PROBLEM DETAILS ->
Using the data below, copy each line that includes the word "icon".

DATA PROVIDED ->
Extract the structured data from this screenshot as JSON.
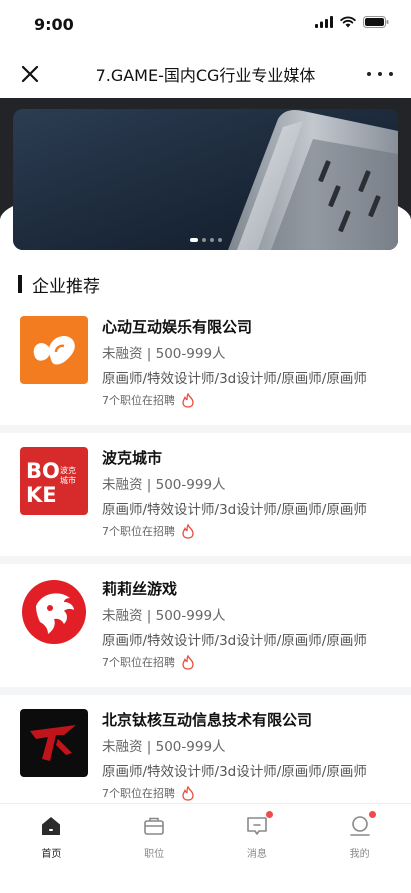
{
  "status_bar": {
    "time": "9:00"
  },
  "nav": {
    "title": "7.GAME-国内CG行业专业媒体"
  },
  "section": {
    "title": "企业推荐"
  },
  "companies": [
    {
      "name": "心动互动娱乐有限公司",
      "meta": "未融资 | 500-999人",
      "roles": "原画师/特效设计师/3d设计师/原画师/原画师",
      "jobs": "7个职位在招聘",
      "logo_color": "#f47c20"
    },
    {
      "name": "波克城市",
      "meta": "未融资 | 500-999人",
      "roles": "原画师/特效设计师/3d设计师/原画师/原画师",
      "jobs": "7个职位在招聘",
      "logo_color": "#d72b2b"
    },
    {
      "name": "莉莉丝游戏",
      "meta": "未融资 | 500-999人",
      "roles": "原画师/特效设计师/3d设计师/原画师/原画师",
      "jobs": "7个职位在招聘",
      "logo_color": "#e21f26"
    },
    {
      "name": "北京钛核互动信息技术有限公司",
      "meta": "未融资 | 500-999人",
      "roles": "原画师/特效设计师/3d设计师/原画师/原画师",
      "jobs": "7个职位在招聘",
      "logo_color": "#0c0c0c"
    }
  ],
  "logos": {
    "boke_line1": "BO",
    "boke_line2": "KE",
    "boke_small1": "波克",
    "boke_small2": "城市"
  },
  "tabs": [
    {
      "label": "首页",
      "icon": "home-icon",
      "active": true
    },
    {
      "label": "职位",
      "icon": "briefcase-icon",
      "active": false
    },
    {
      "label": "消息",
      "icon": "message-icon",
      "active": false,
      "badge": true
    },
    {
      "label": "我的",
      "icon": "profile-icon",
      "active": false,
      "badge": true
    }
  ],
  "colors": {
    "accent": "#f04a4a",
    "flame": "#e74c3c"
  }
}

OUTPUT ->
      "icon": "home-icon",
      "icon": "briefcase-icon",
      "icon": "message-icon",
      "icon": "profile-icon",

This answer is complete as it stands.